Embracing Imperfection

Cassandra Tondro collage

Greetings Friends,

You may have heard that writer Joan Didion passed away last week. I love this quote from her:

I start a book and I want to make it perfect, want it to turn every color, want it to be the world. Ten pages in, I’ve already blown it, limited it, made it less, marred it. That’s very discouraging. I hate the book at that point. After a while I arrive at an accommodation: Well, it’s not the ideal, it’s not the perfect object I wanted to make, but maybe — if I go ahead and finish it anyway — I can get it right next time. Maybe I can have another chance.

It reminds me of my own process. I start on a new painting and I have a wonderful image of it in my mind. But I can’t translate that image to the canvas. Then I have to go with what is and make it into something worthy, if not exactly what I had originally planned.

The same thing happens with my woven scarves and my collage pieces. They’re not the perfect I had hoped for. But as Joan says, I finish them anyway, and try to get it right next time. Except next time it’s the same thing all over again.

Life is like that, too, isn’t it? It’s not the perfect we would like it to be. It’s messy and complicated. There’s beauty, but there are also things that displease us. People don’t behave in ways we would like.

So what do we do? How do we move through this quagmire? We put one foot in front of the other and we keep going. We carry on trying to get it right, knowing that perfection is not possible.

If we’re lucky, we learn acceptance — accepting the imperfection that is our constant companion. We learn to modify our expectations and appreciate things for what they are.

If we’re really, really lucky, we learn to embrace and enjoy imperfection, seeing a certain grace in the shortcoming itself.
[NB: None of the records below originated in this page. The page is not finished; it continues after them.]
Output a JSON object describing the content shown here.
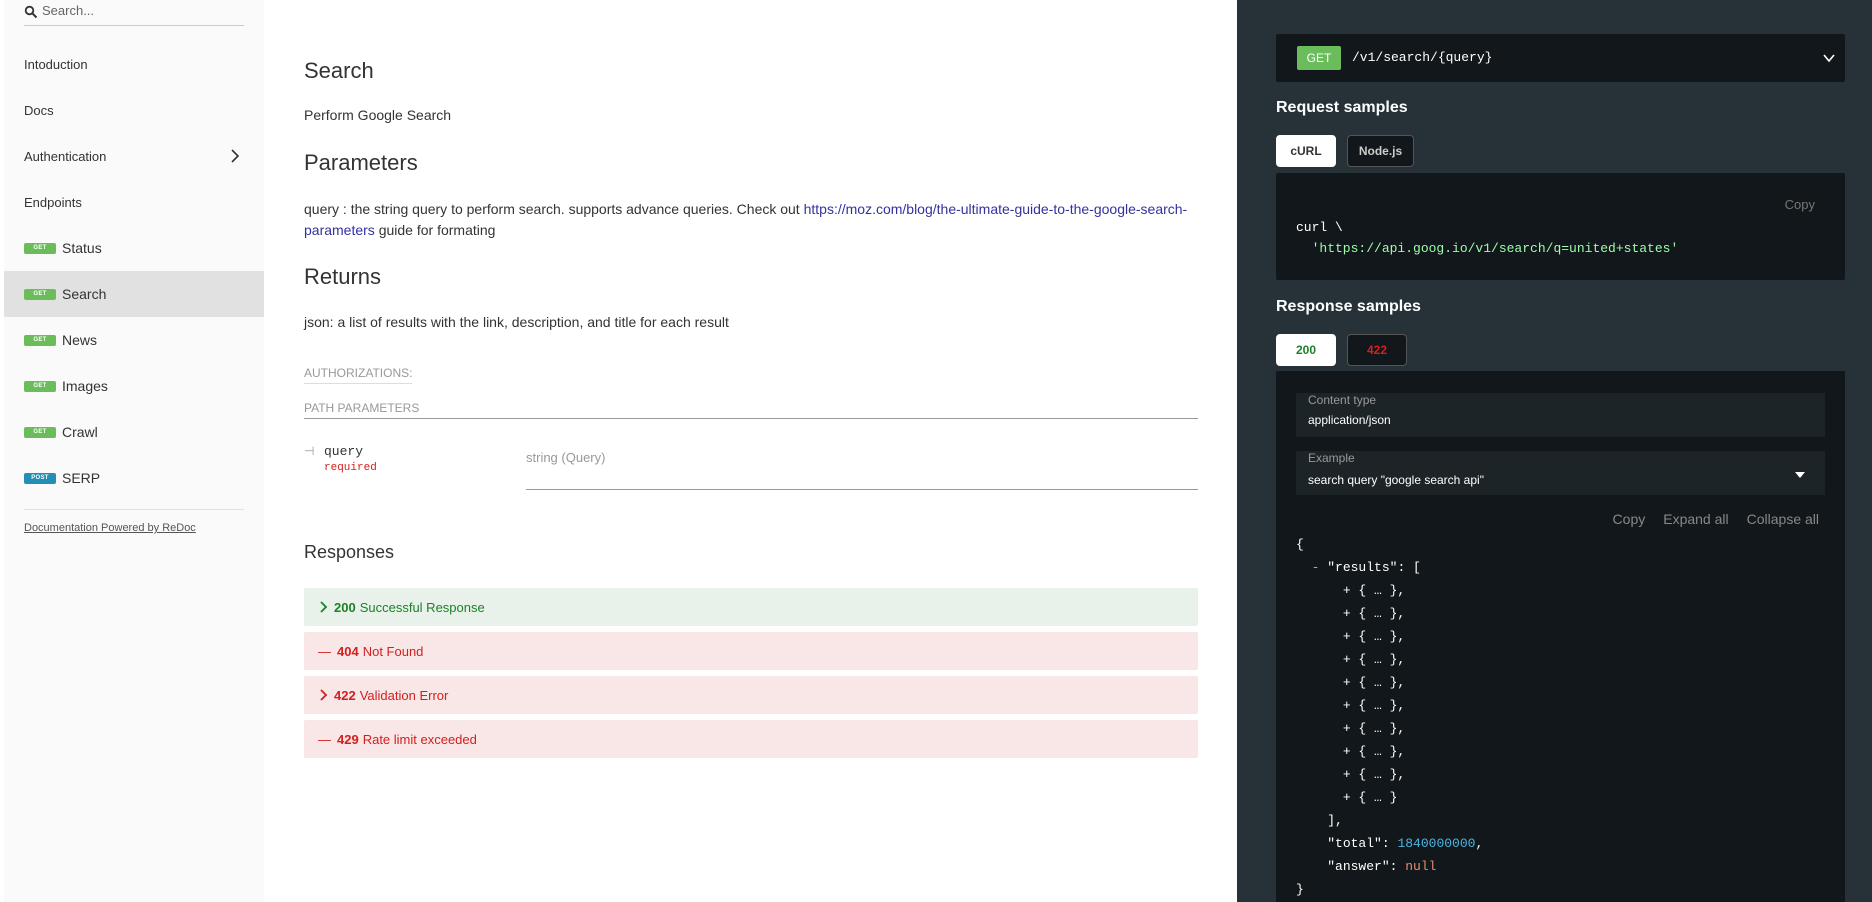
{
  "sidebar": {
    "search_placeholder": "Search...",
    "items": [
      {
        "label": "Intoduction"
      },
      {
        "label": "Docs"
      },
      {
        "label": "Authentication"
      },
      {
        "label": "Endpoints"
      }
    ],
    "operations": [
      {
        "method": "GET",
        "label": "Status"
      },
      {
        "method": "GET",
        "label": "Search"
      },
      {
        "method": "GET",
        "label": "News"
      },
      {
        "method": "GET",
        "label": "Images"
      },
      {
        "method": "GET",
        "label": "Crawl"
      },
      {
        "method": "POST",
        "label": "SERP"
      }
    ],
    "powered_by": "Documentation Powered by ReDoc"
  },
  "main": {
    "title": "Search",
    "description": "Perform Google Search",
    "parameters_heading": "Parameters",
    "parameters_text": "query : the string query to perform search. supports advance queries. Check out ",
    "parameters_link": "https://moz.com/blog/the-ultimate-guide-to-the-google-search-parameters",
    "parameters_suffix": " guide for formating",
    "returns_heading": "Returns",
    "returns_text": "json: a list of results with the link, description, and title for each result",
    "authorizations_label": "AUTHORIZATIONS:",
    "path_parameters_label": "PATH PARAMETERS",
    "param": {
      "tree": "⊣",
      "name": "query",
      "required": "required",
      "type": "string (Query)"
    },
    "responses_heading": "Responses",
    "responses": [
      {
        "code": "200",
        "text": "Successful Response"
      },
      {
        "code": "404",
        "text": "Not Found"
      },
      {
        "code": "422",
        "text": "Validation Error"
      },
      {
        "code": "429",
        "text": "Rate limit exceeded"
      }
    ]
  },
  "panel": {
    "method": "GET",
    "path": "/v1/search/{query}",
    "request_samples_heading": "Request samples",
    "request_tabs": [
      "cURL",
      "Node.js"
    ],
    "copy_label": "Copy",
    "curl_line1": "curl \\",
    "curl_line2": "  'https://api.goog.io/v1/search/q=united+states'",
    "response_samples_heading": "Response samples",
    "response_tabs": [
      "200",
      "422"
    ],
    "content_type_label": "Content type",
    "content_type_value": "application/json",
    "example_label": "Example",
    "example_value": "search query \"google search api\"",
    "actions": [
      "Copy",
      "Expand all",
      "Collapse all"
    ],
    "json": {
      "open": "{",
      "results_prefix": "- ",
      "results_key": "\"results\"",
      "results_open": ": [",
      "item": "+ { … },",
      "item_last": "+ { … }",
      "results_close": "],",
      "total_key": "\"total\"",
      "total_value": "1840000000",
      "answer_key": "\"answer\"",
      "answer_value": "null",
      "close": "}"
    },
    "colors": {
      "get": "#6bbd5b",
      "post": "#248fb2",
      "success": "#1d8127",
      "error": "#d41f1c",
      "panel_bg": "#263238",
      "code_bg": "#11171a",
      "string": "#a0fbaa"
    }
  }
}
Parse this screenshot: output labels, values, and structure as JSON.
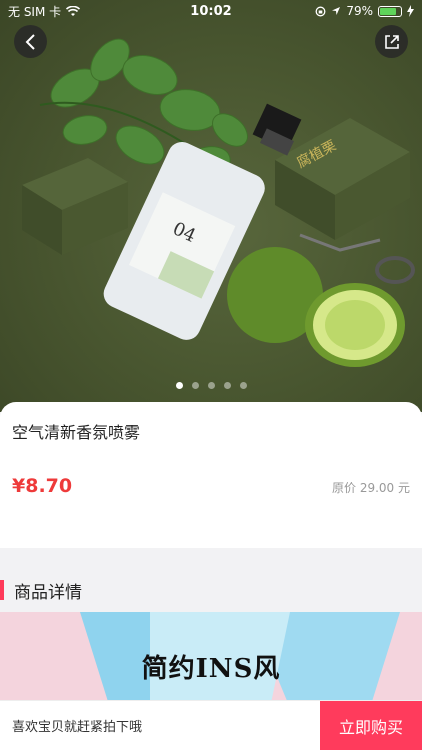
{
  "status": {
    "carrier": "无 SIM 卡",
    "time": "10:02",
    "battery": "79%",
    "battery_level": 0.79
  },
  "hero": {
    "brand": "腐植栗",
    "number": "04",
    "slide_count": 5,
    "active_slide": 1
  },
  "product": {
    "title": "空气清新香氛喷雾",
    "price": "¥8.70",
    "original_price": "原价 29.00 元"
  },
  "details": {
    "heading": "商品详情",
    "banner_text": "简约INS风"
  },
  "bottom": {
    "hint": "喜欢宝贝就赶紧拍下哦",
    "buy_label": "立即购买"
  },
  "icons": [
    "back-icon",
    "share-icon",
    "wifi-icon",
    "location-icon",
    "rotation-lock-icon",
    "charging-icon"
  ]
}
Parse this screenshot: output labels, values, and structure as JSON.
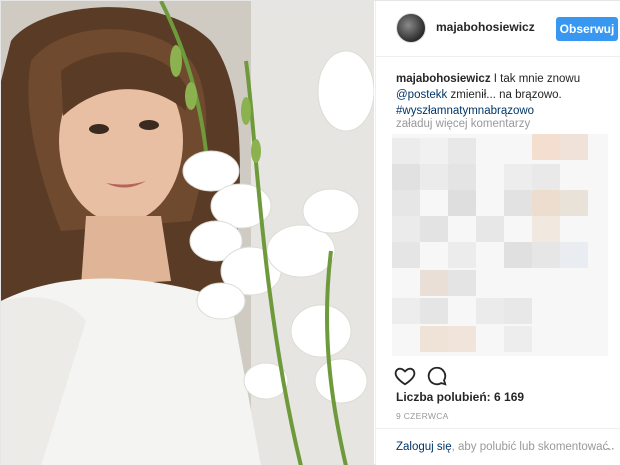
{
  "post": {
    "username": "majabohosiewicz",
    "follow_label": "Obserwuj",
    "caption": {
      "author": "majabohosiewicz",
      "text_1": "I tak mnie znowu",
      "mention": "@postekk",
      "text_2": "zmienił... na brązowo.",
      "hashtag": "#wyszłamnatymnabrązowo"
    },
    "load_more_comments": "załaduj więcej komentarzy",
    "likes_label": "Liczba polubień:",
    "likes_count": "6 169",
    "date": "9 CZERWCA",
    "footer": {
      "login_link": "Zaloguj się",
      "rest": ", aby polubić lub skomentować."
    }
  },
  "colors": {
    "follow_button": "#3897f0",
    "link": "#003569",
    "muted": "#999999"
  },
  "icons": {
    "like": "heart-icon",
    "comment": "comment-icon",
    "more": "ellipsis-icon"
  }
}
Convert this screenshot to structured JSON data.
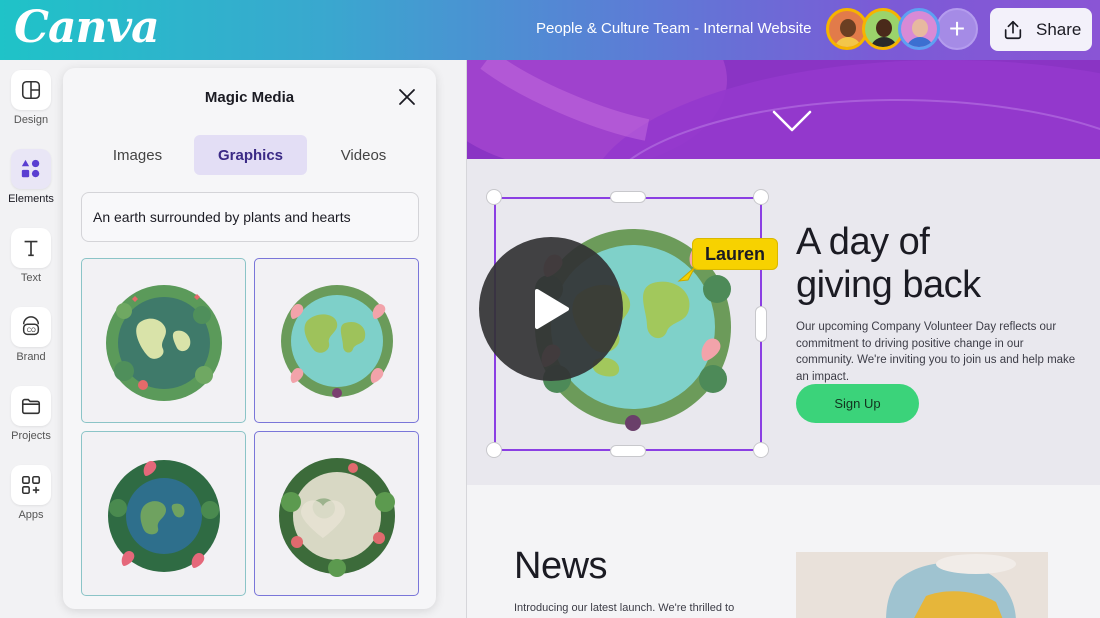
{
  "app": {
    "logo": "Canva",
    "doc_title": "People & Culture Team - Internal Website"
  },
  "header": {
    "share_label": "Share",
    "collaborator_count": 3
  },
  "rail": {
    "items": [
      {
        "label": "Design",
        "icon": "layout-icon"
      },
      {
        "label": "Elements",
        "icon": "shapes-icon"
      },
      {
        "label": "Text",
        "icon": "text-icon"
      },
      {
        "label": "Brand",
        "icon": "brand-icon"
      },
      {
        "label": "Projects",
        "icon": "folder-icon"
      },
      {
        "label": "Apps",
        "icon": "apps-icon"
      }
    ],
    "active": "Elements"
  },
  "panel": {
    "title": "Magic Media",
    "tabs": [
      {
        "label": "Images"
      },
      {
        "label": "Graphics"
      },
      {
        "label": "Videos"
      }
    ],
    "active_tab": "Graphics",
    "prompt_value": "An earth surrounded by plants and hearts",
    "results_count": 4
  },
  "canvas": {
    "hero": {
      "headline_line1": "A day of",
      "headline_line2": "giving back",
      "body": "Our upcoming Company Volunteer Day reflects our commitment to driving positive change in our community. We're inviting you to join us and help make an impact.",
      "cta": "Sign Up"
    },
    "cursor_tag": "Lauren",
    "news": {
      "title": "News",
      "body": "Introducing our latest launch. We're thrilled to"
    }
  },
  "colors": {
    "accent": "#8b3fe3",
    "cta": "#3bd37a",
    "hero_band": "#8d34c4",
    "tag": "#f7d200"
  }
}
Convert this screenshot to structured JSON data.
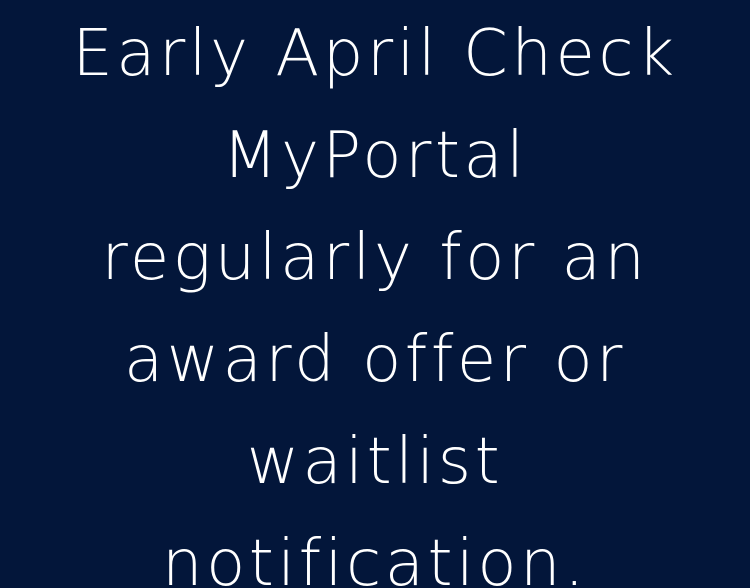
{
  "background_color": "#03163a",
  "text_color": "#ffffff",
  "lines": [
    "Early April Check",
    "MyPortal",
    "regularly for an",
    "award offer or",
    "waitlist",
    "notification."
  ]
}
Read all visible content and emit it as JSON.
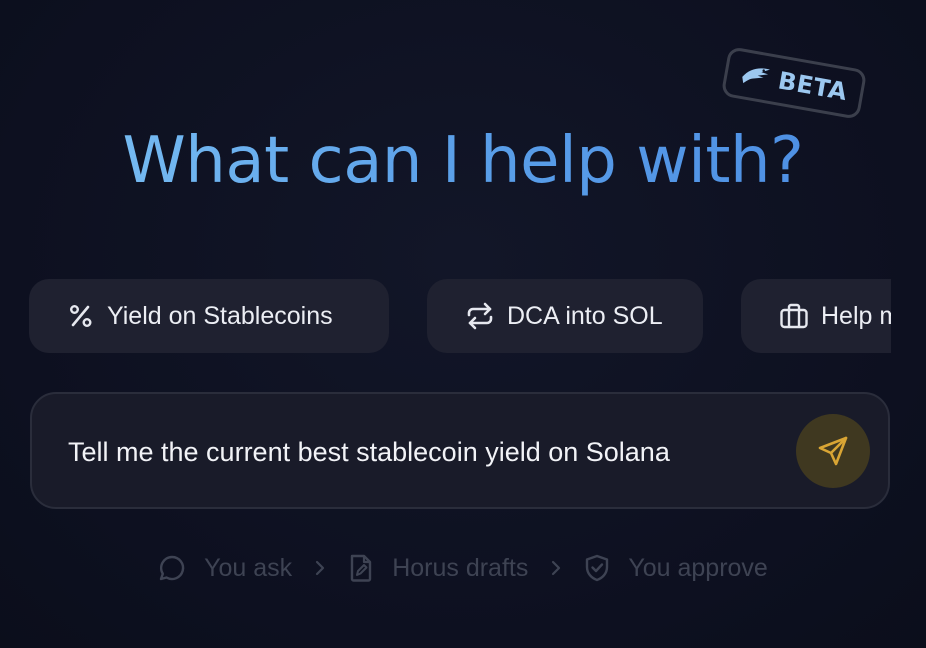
{
  "badge": {
    "label": "BETA",
    "icon": "horus-bird-icon"
  },
  "headline": "What can I help with?",
  "suggestions": [
    {
      "label": "Yield on Stablecoins",
      "icon": "percent-icon"
    },
    {
      "label": "DCA into SOL",
      "icon": "repeat-arrows-icon"
    },
    {
      "label": "Help m",
      "icon": "briefcase-icon"
    }
  ],
  "composer": {
    "value": "Tell me the current best stablecoin yield on Solana",
    "send_icon": "send-icon"
  },
  "steps": [
    {
      "label": "You ask",
      "icon": "chat-bubble-icon"
    },
    {
      "label": "Horus drafts",
      "icon": "draft-document-icon"
    },
    {
      "label": "You approve",
      "icon": "shield-check-icon"
    }
  ],
  "colors": {
    "background": "#0e1120",
    "headline_gradient_start": "#7ec3f4",
    "headline_gradient_end": "#4a8be2",
    "chip_background": "#1f2130",
    "send_button": "#3f3820",
    "send_icon": "#d9a534",
    "step_text": "#3e4353"
  }
}
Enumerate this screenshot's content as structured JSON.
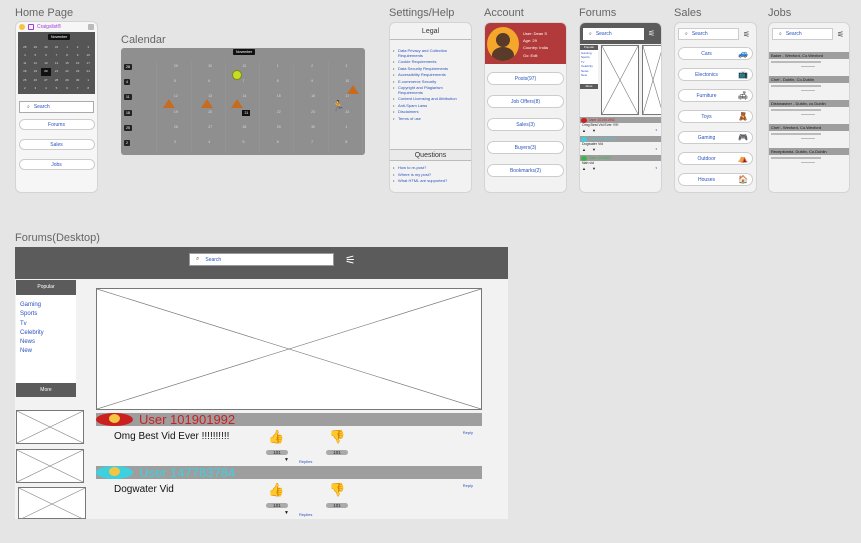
{
  "labels": {
    "home": "Home Page",
    "calendar": "Calendar",
    "settings": "Settings/Help",
    "account": "Account",
    "forums": "Forums",
    "sales": "Sales",
    "jobs": "Jobs",
    "forums_desktop": "Forums(Desktop)"
  },
  "home": {
    "app_name": "Craigslist®",
    "month": "November",
    "search_placeholder": "Search",
    "buttons": [
      "Forums",
      "Sales",
      "Jobs"
    ]
  },
  "calendar": {
    "month": "November",
    "row_dates": [
      [
        "28",
        "29",
        "30",
        "31",
        "1",
        "2",
        "3"
      ],
      [
        "4",
        "5",
        "6",
        "7",
        "8",
        "9",
        "10"
      ],
      [
        "11",
        "12",
        "13",
        "14",
        "15",
        "16",
        "17"
      ],
      [
        "18",
        "19",
        "20",
        "21",
        "22",
        "23",
        "24"
      ],
      [
        "25",
        "26",
        "27",
        "28",
        "29",
        "30",
        "1"
      ],
      [
        "2",
        "3",
        "4",
        "5",
        "6",
        "7",
        "8"
      ]
    ]
  },
  "settings": {
    "legal_title": "Legal",
    "legal_items": [
      "Data Privacy and Collection Requirements",
      "Cookie Requirements",
      "Data Security Requirements",
      "Accessibility Requirements",
      "E-commerce Security",
      "Copyright and Plagiarism Requirements",
      "Content Licensing and Attribution",
      "Anti-Spam Laws",
      "Disclaimers",
      "Terms of use"
    ],
    "questions_title": "Questions",
    "question_items": [
      "How to re-post?",
      "Where is my post?",
      "What HTML are supported?"
    ]
  },
  "account": {
    "user": "User: Dean S",
    "age": "Age: 29",
    "country": "Country: India",
    "edit": "Go: Edit",
    "buttons": [
      "Posts(97)",
      "Job Offers(8)",
      "Sales(3)",
      "Buyers(3)",
      "Bookmarks(2)"
    ]
  },
  "forums": {
    "search_placeholder": "Search",
    "popular": "Popular",
    "topics": [
      "Gaming",
      "Sports",
      "Tv",
      "Celebrity",
      "News",
      "New"
    ],
    "more": "More",
    "posts": [
      {
        "user": "User 101901992",
        "title": "Omg Best Vid Ever !!!!!!!!!!",
        "likes": "101",
        "dislikes": "101",
        "replies": "Replies",
        "reply": "Reply",
        "color": "#cc1f1f"
      },
      {
        "user": "User 147783784",
        "title": "Dogwater Vid",
        "likes": "101",
        "dislikes": "101",
        "replies": "Replies",
        "reply": "Reply",
        "color": "#3fd0e0"
      }
    ],
    "mobile_posts": [
      {
        "user": "User 101901992",
        "title": "Omg Best Vid Ever !!!!!!",
        "color": "#cc1f1f"
      },
      {
        "user": "User 147783784",
        "title": "Dogwater Vid",
        "color": "#3fd0e0"
      },
      {
        "user": "User 1234567",
        "title": "Nah vid",
        "color": "#3bb54a"
      }
    ]
  },
  "sales": {
    "search_placeholder": "Search",
    "categories": [
      "Cars",
      "Electonics",
      "Furniture",
      "Toys",
      "Gaming",
      "Outdoor",
      "Houses"
    ]
  },
  "jobs": {
    "search_placeholder": "Search",
    "listings": [
      "Baker - Wexford, Co.Wexford",
      "Chef - Dublin, Co.Dublin",
      "Dishwasher - Dublin, co.Dublin",
      "Chef - Wexford, Co.Wexford",
      "Receptionist- Dublin, Co.Dublin"
    ]
  },
  "colors": {
    "dark_header": "#5b5b5b",
    "account_header": "#b23a3a",
    "link": "#2a52be",
    "grey_band": "#9e9e9e"
  }
}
The piece at the top is a collage that wasn’t working out. It started off as a paean to the phases of the moon, but it didn’t look good. I gave it a light spray of black paint, then used red spray paint and a stencil, and finally a splatter of gold, none of which helped.

At that point I gave up on it and decided to sand it down so I could reuse the wood panel. That’s when it took on a life of its own! Now it looks like an ancient artifact discovered in an archaeological dig, and I love the mysteriousness of it.

What effect does imperfection have on your life? I’d enjoy hearing your thoughts. You can share them with us in the comments section below.

With love and appreciation,

Piece at top: “Lunacy,” 12 x 12 inches, collage on wood panel.



  1. Cassie, you always amaze me. Your writing is so profound, as is your thinking. This piece you wrote really should be published in a newspaper or magazine or a book. I love your work of art also. It struck me exactly the same way —- as a Gothic mystical representation of something beyond words in archetypal form. I salute you.

    1. Hi Janis. Yes, Wabi sabi! I hadn’t thought of that, but you’re right. And those ceramic pieces that they fill with gold when they break. I can’t remember what that’s called, but it’s beautiful.

      1. YES I actually bought a kit and still have to do that. But ages ago I did a series of oile paintings in Montana giving honor to the Wabi Sabi.

Leave a Reply